Directions: Return every line of the records below verbatim, with no pictures in the copy.

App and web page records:
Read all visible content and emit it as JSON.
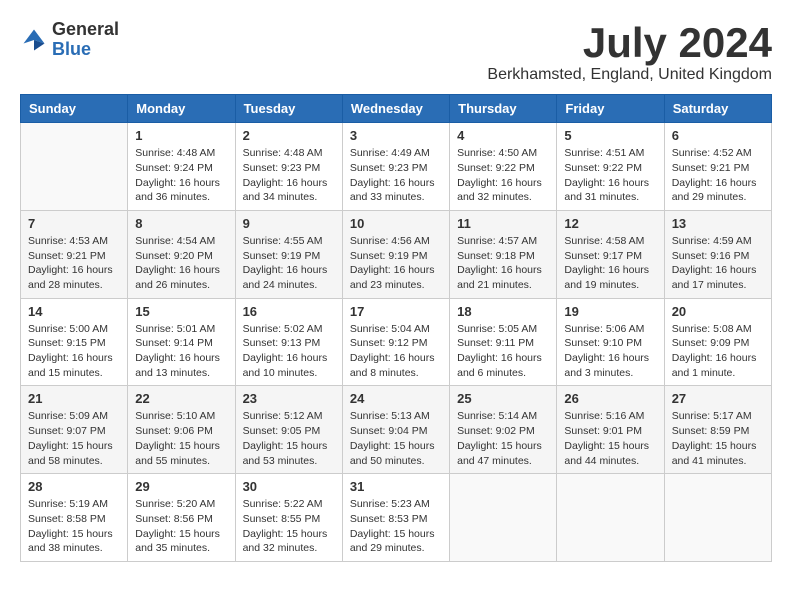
{
  "header": {
    "logo_general": "General",
    "logo_blue": "Blue",
    "month_title": "July 2024",
    "location": "Berkhamsted, England, United Kingdom"
  },
  "days_of_week": [
    "Sunday",
    "Monday",
    "Tuesday",
    "Wednesday",
    "Thursday",
    "Friday",
    "Saturday"
  ],
  "weeks": [
    {
      "stripe": "light",
      "days": [
        {
          "number": "",
          "info": ""
        },
        {
          "number": "1",
          "info": "Sunrise: 4:48 AM\nSunset: 9:24 PM\nDaylight: 16 hours\nand 36 minutes."
        },
        {
          "number": "2",
          "info": "Sunrise: 4:48 AM\nSunset: 9:23 PM\nDaylight: 16 hours\nand 34 minutes."
        },
        {
          "number": "3",
          "info": "Sunrise: 4:49 AM\nSunset: 9:23 PM\nDaylight: 16 hours\nand 33 minutes."
        },
        {
          "number": "4",
          "info": "Sunrise: 4:50 AM\nSunset: 9:22 PM\nDaylight: 16 hours\nand 32 minutes."
        },
        {
          "number": "5",
          "info": "Sunrise: 4:51 AM\nSunset: 9:22 PM\nDaylight: 16 hours\nand 31 minutes."
        },
        {
          "number": "6",
          "info": "Sunrise: 4:52 AM\nSunset: 9:21 PM\nDaylight: 16 hours\nand 29 minutes."
        }
      ]
    },
    {
      "stripe": "alt",
      "days": [
        {
          "number": "7",
          "info": "Sunrise: 4:53 AM\nSunset: 9:21 PM\nDaylight: 16 hours\nand 28 minutes."
        },
        {
          "number": "8",
          "info": "Sunrise: 4:54 AM\nSunset: 9:20 PM\nDaylight: 16 hours\nand 26 minutes."
        },
        {
          "number": "9",
          "info": "Sunrise: 4:55 AM\nSunset: 9:19 PM\nDaylight: 16 hours\nand 24 minutes."
        },
        {
          "number": "10",
          "info": "Sunrise: 4:56 AM\nSunset: 9:19 PM\nDaylight: 16 hours\nand 23 minutes."
        },
        {
          "number": "11",
          "info": "Sunrise: 4:57 AM\nSunset: 9:18 PM\nDaylight: 16 hours\nand 21 minutes."
        },
        {
          "number": "12",
          "info": "Sunrise: 4:58 AM\nSunset: 9:17 PM\nDaylight: 16 hours\nand 19 minutes."
        },
        {
          "number": "13",
          "info": "Sunrise: 4:59 AM\nSunset: 9:16 PM\nDaylight: 16 hours\nand 17 minutes."
        }
      ]
    },
    {
      "stripe": "light",
      "days": [
        {
          "number": "14",
          "info": "Sunrise: 5:00 AM\nSunset: 9:15 PM\nDaylight: 16 hours\nand 15 minutes."
        },
        {
          "number": "15",
          "info": "Sunrise: 5:01 AM\nSunset: 9:14 PM\nDaylight: 16 hours\nand 13 minutes."
        },
        {
          "number": "16",
          "info": "Sunrise: 5:02 AM\nSunset: 9:13 PM\nDaylight: 16 hours\nand 10 minutes."
        },
        {
          "number": "17",
          "info": "Sunrise: 5:04 AM\nSunset: 9:12 PM\nDaylight: 16 hours\nand 8 minutes."
        },
        {
          "number": "18",
          "info": "Sunrise: 5:05 AM\nSunset: 9:11 PM\nDaylight: 16 hours\nand 6 minutes."
        },
        {
          "number": "19",
          "info": "Sunrise: 5:06 AM\nSunset: 9:10 PM\nDaylight: 16 hours\nand 3 minutes."
        },
        {
          "number": "20",
          "info": "Sunrise: 5:08 AM\nSunset: 9:09 PM\nDaylight: 16 hours\nand 1 minute."
        }
      ]
    },
    {
      "stripe": "alt",
      "days": [
        {
          "number": "21",
          "info": "Sunrise: 5:09 AM\nSunset: 9:07 PM\nDaylight: 15 hours\nand 58 minutes."
        },
        {
          "number": "22",
          "info": "Sunrise: 5:10 AM\nSunset: 9:06 PM\nDaylight: 15 hours\nand 55 minutes."
        },
        {
          "number": "23",
          "info": "Sunrise: 5:12 AM\nSunset: 9:05 PM\nDaylight: 15 hours\nand 53 minutes."
        },
        {
          "number": "24",
          "info": "Sunrise: 5:13 AM\nSunset: 9:04 PM\nDaylight: 15 hours\nand 50 minutes."
        },
        {
          "number": "25",
          "info": "Sunrise: 5:14 AM\nSunset: 9:02 PM\nDaylight: 15 hours\nand 47 minutes."
        },
        {
          "number": "26",
          "info": "Sunrise: 5:16 AM\nSunset: 9:01 PM\nDaylight: 15 hours\nand 44 minutes."
        },
        {
          "number": "27",
          "info": "Sunrise: 5:17 AM\nSunset: 8:59 PM\nDaylight: 15 hours\nand 41 minutes."
        }
      ]
    },
    {
      "stripe": "light",
      "days": [
        {
          "number": "28",
          "info": "Sunrise: 5:19 AM\nSunset: 8:58 PM\nDaylight: 15 hours\nand 38 minutes."
        },
        {
          "number": "29",
          "info": "Sunrise: 5:20 AM\nSunset: 8:56 PM\nDaylight: 15 hours\nand 35 minutes."
        },
        {
          "number": "30",
          "info": "Sunrise: 5:22 AM\nSunset: 8:55 PM\nDaylight: 15 hours\nand 32 minutes."
        },
        {
          "number": "31",
          "info": "Sunrise: 5:23 AM\nSunset: 8:53 PM\nDaylight: 15 hours\nand 29 minutes."
        },
        {
          "number": "",
          "info": ""
        },
        {
          "number": "",
          "info": ""
        },
        {
          "number": "",
          "info": ""
        }
      ]
    }
  ]
}
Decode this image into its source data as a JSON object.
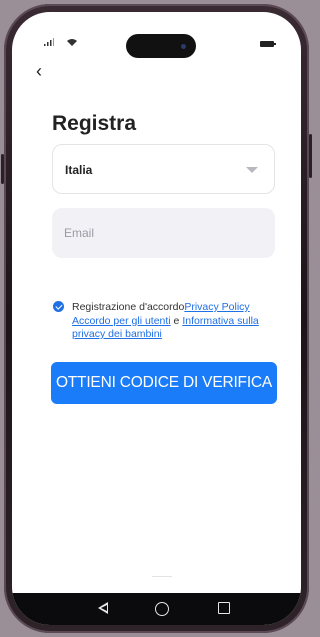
{
  "status_bar": {
    "signal_icon": "signal-icon",
    "wifi_icon": "wifi-icon",
    "battery_icon": "battery-icon"
  },
  "header": {
    "back_icon": "back-arrow-icon",
    "back_glyph": "‹",
    "title": "Registra"
  },
  "form": {
    "country": {
      "value": "Italia",
      "icon": "chevron-down-icon"
    },
    "email": {
      "placeholder": "Email",
      "value": ""
    },
    "agreement": {
      "checked": true,
      "prefix": "Registrazione d'accordo",
      "link_privacy_policy": "Privacy Policy",
      "link_user_agreement": "Accordo per gli utenti",
      "conjunction": " e ",
      "link_children_privacy": "Informativa sulla privacy dei bambini"
    },
    "submit_label": "OTTIENI CODICE DI VERIFICA"
  },
  "nav_bar": {
    "back_icon": "nav-back-icon",
    "home_icon": "nav-home-icon",
    "recents_icon": "nav-recents-icon"
  },
  "colors": {
    "accent": "#1a7cf8",
    "link": "#1f6fe5",
    "phone_frame": "#2a1f25",
    "background": "#9a8f96"
  }
}
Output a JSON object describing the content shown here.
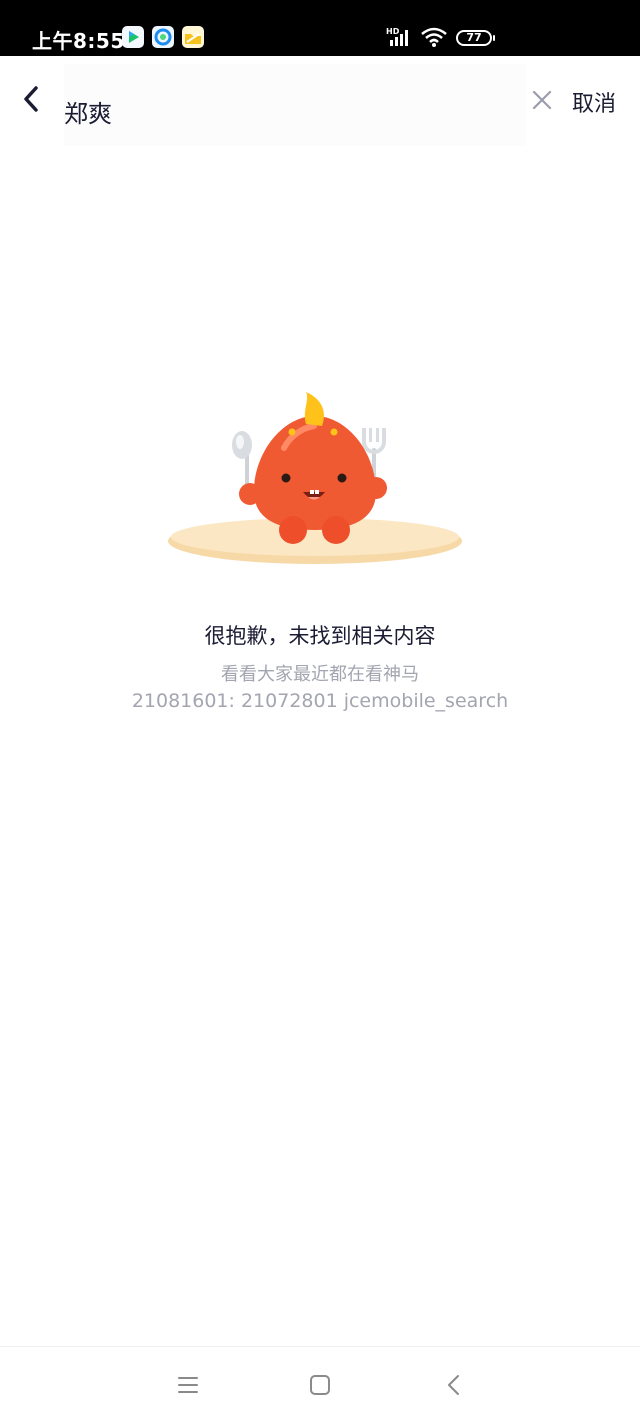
{
  "status_bar": {
    "time": "上午8:55",
    "battery": "77",
    "network": "HD",
    "icons": [
      "video-app-icon",
      "browser-app-icon",
      "files-app-icon",
      "signal-icon",
      "wifi-icon",
      "battery-icon"
    ]
  },
  "header": {
    "search_query": "郑爽",
    "cancel_label": "取消",
    "icons": [
      "back-arrow-icon",
      "clear-x-icon"
    ]
  },
  "empty_state": {
    "title": "很抱歉，未找到相关内容",
    "subtitle": "看看大家最近都在看神马",
    "debug_code": "21081601: 21072801 jcemobile_search"
  },
  "nav_bar": {
    "icons": [
      "menu-icon",
      "home-square-icon",
      "back-chevron-icon"
    ]
  },
  "colors": {
    "accent_text": "#1b1c33",
    "muted_text": "#a3a5b0",
    "mascot": "#f05a33"
  }
}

The answer:
Read all visible content and emit it as JSON.
{
  "header": {
    "logo_general": "General",
    "logo_blue": "Blue",
    "month_title": "July 2024",
    "location": "Berkhamsted, England, United Kingdom"
  },
  "days_of_week": [
    "Sunday",
    "Monday",
    "Tuesday",
    "Wednesday",
    "Thursday",
    "Friday",
    "Saturday"
  ],
  "weeks": [
    {
      "stripe": "light",
      "days": [
        {
          "number": "",
          "info": ""
        },
        {
          "number": "1",
          "info": "Sunrise: 4:48 AM\nSunset: 9:24 PM\nDaylight: 16 hours\nand 36 minutes."
        },
        {
          "number": "2",
          "info": "Sunrise: 4:48 AM\nSunset: 9:23 PM\nDaylight: 16 hours\nand 34 minutes."
        },
        {
          "number": "3",
          "info": "Sunrise: 4:49 AM\nSunset: 9:23 PM\nDaylight: 16 hours\nand 33 minutes."
        },
        {
          "number": "4",
          "info": "Sunrise: 4:50 AM\nSunset: 9:22 PM\nDaylight: 16 hours\nand 32 minutes."
        },
        {
          "number": "5",
          "info": "Sunrise: 4:51 AM\nSunset: 9:22 PM\nDaylight: 16 hours\nand 31 minutes."
        },
        {
          "number": "6",
          "info": "Sunrise: 4:52 AM\nSunset: 9:21 PM\nDaylight: 16 hours\nand 29 minutes."
        }
      ]
    },
    {
      "stripe": "alt",
      "days": [
        {
          "number": "7",
          "info": "Sunrise: 4:53 AM\nSunset: 9:21 PM\nDaylight: 16 hours\nand 28 minutes."
        },
        {
          "number": "8",
          "info": "Sunrise: 4:54 AM\nSunset: 9:20 PM\nDaylight: 16 hours\nand 26 minutes."
        },
        {
          "number": "9",
          "info": "Sunrise: 4:55 AM\nSunset: 9:19 PM\nDaylight: 16 hours\nand 24 minutes."
        },
        {
          "number": "10",
          "info": "Sunrise: 4:56 AM\nSunset: 9:19 PM\nDaylight: 16 hours\nand 23 minutes."
        },
        {
          "number": "11",
          "info": "Sunrise: 4:57 AM\nSunset: 9:18 PM\nDaylight: 16 hours\nand 21 minutes."
        },
        {
          "number": "12",
          "info": "Sunrise: 4:58 AM\nSunset: 9:17 PM\nDaylight: 16 hours\nand 19 minutes."
        },
        {
          "number": "13",
          "info": "Sunrise: 4:59 AM\nSunset: 9:16 PM\nDaylight: 16 hours\nand 17 minutes."
        }
      ]
    },
    {
      "stripe": "light",
      "days": [
        {
          "number": "14",
          "info": "Sunrise: 5:00 AM\nSunset: 9:15 PM\nDaylight: 16 hours\nand 15 minutes."
        },
        {
          "number": "15",
          "info": "Sunrise: 5:01 AM\nSunset: 9:14 PM\nDaylight: 16 hours\nand 13 minutes."
        },
        {
          "number": "16",
          "info": "Sunrise: 5:02 AM\nSunset: 9:13 PM\nDaylight: 16 hours\nand 10 minutes."
        },
        {
          "number": "17",
          "info": "Sunrise: 5:04 AM\nSunset: 9:12 PM\nDaylight: 16 hours\nand 8 minutes."
        },
        {
          "number": "18",
          "info": "Sunrise: 5:05 AM\nSunset: 9:11 PM\nDaylight: 16 hours\nand 6 minutes."
        },
        {
          "number": "19",
          "info": "Sunrise: 5:06 AM\nSunset: 9:10 PM\nDaylight: 16 hours\nand 3 minutes."
        },
        {
          "number": "20",
          "info": "Sunrise: 5:08 AM\nSunset: 9:09 PM\nDaylight: 16 hours\nand 1 minute."
        }
      ]
    },
    {
      "stripe": "alt",
      "days": [
        {
          "number": "21",
          "info": "Sunrise: 5:09 AM\nSunset: 9:07 PM\nDaylight: 15 hours\nand 58 minutes."
        },
        {
          "number": "22",
          "info": "Sunrise: 5:10 AM\nSunset: 9:06 PM\nDaylight: 15 hours\nand 55 minutes."
        },
        {
          "number": "23",
          "info": "Sunrise: 5:12 AM\nSunset: 9:05 PM\nDaylight: 15 hours\nand 53 minutes."
        },
        {
          "number": "24",
          "info": "Sunrise: 5:13 AM\nSunset: 9:04 PM\nDaylight: 15 hours\nand 50 minutes."
        },
        {
          "number": "25",
          "info": "Sunrise: 5:14 AM\nSunset: 9:02 PM\nDaylight: 15 hours\nand 47 minutes."
        },
        {
          "number": "26",
          "info": "Sunrise: 5:16 AM\nSunset: 9:01 PM\nDaylight: 15 hours\nand 44 minutes."
        },
        {
          "number": "27",
          "info": "Sunrise: 5:17 AM\nSunset: 8:59 PM\nDaylight: 15 hours\nand 41 minutes."
        }
      ]
    },
    {
      "stripe": "light",
      "days": [
        {
          "number": "28",
          "info": "Sunrise: 5:19 AM\nSunset: 8:58 PM\nDaylight: 15 hours\nand 38 minutes."
        },
        {
          "number": "29",
          "info": "Sunrise: 5:20 AM\nSunset: 8:56 PM\nDaylight: 15 hours\nand 35 minutes."
        },
        {
          "number": "30",
          "info": "Sunrise: 5:22 AM\nSunset: 8:55 PM\nDaylight: 15 hours\nand 32 minutes."
        },
        {
          "number": "31",
          "info": "Sunrise: 5:23 AM\nSunset: 8:53 PM\nDaylight: 15 hours\nand 29 minutes."
        },
        {
          "number": "",
          "info": ""
        },
        {
          "number": "",
          "info": ""
        },
        {
          "number": "",
          "info": ""
        }
      ]
    }
  ]
}
Decode this image into its source data as a JSON object.
{
  "status_bar": {
    "signal_icon": "signal-icon",
    "wifi_icon": "wifi-icon",
    "battery_icon": "battery-icon"
  },
  "header": {
    "back_icon": "back-arrow-icon",
    "back_glyph": "‹",
    "title": "Registra"
  },
  "form": {
    "country": {
      "value": "Italia",
      "icon": "chevron-down-icon"
    },
    "email": {
      "placeholder": "Email",
      "value": ""
    },
    "agreement": {
      "checked": true,
      "prefix": "Registrazione d'accordo",
      "link_privacy_policy": "Privacy Policy",
      "link_user_agreement": "Accordo per gli utenti",
      "conjunction": " e ",
      "link_children_privacy": "Informativa sulla privacy dei bambini"
    },
    "submit_label": "OTTIENI CODICE DI VERIFICA"
  },
  "nav_bar": {
    "back_icon": "nav-back-icon",
    "home_icon": "nav-home-icon",
    "recents_icon": "nav-recents-icon"
  },
  "colors": {
    "accent": "#1a7cf8",
    "link": "#1f6fe5",
    "phone_frame": "#2a1f25",
    "background": "#9a8f96"
  }
}
Output a JSON object describing the content shown here.
{
  "status_bar": {
    "time": "上午8:55",
    "battery": "77",
    "network": "HD",
    "icons": [
      "video-app-icon",
      "browser-app-icon",
      "files-app-icon",
      "signal-icon",
      "wifi-icon",
      "battery-icon"
    ]
  },
  "header": {
    "search_query": "郑爽",
    "cancel_label": "取消",
    "icons": [
      "back-arrow-icon",
      "clear-x-icon"
    ]
  },
  "empty_state": {
    "title": "很抱歉，未找到相关内容",
    "subtitle": "看看大家最近都在看神马",
    "debug_code": "21081601: 21072801 jcemobile_search"
  },
  "nav_bar": {
    "icons": [
      "menu-icon",
      "home-square-icon",
      "back-chevron-icon"
    ]
  },
  "colors": {
    "accent_text": "#1b1c33",
    "muted_text": "#a3a5b0",
    "mascot": "#f05a33"
  }
}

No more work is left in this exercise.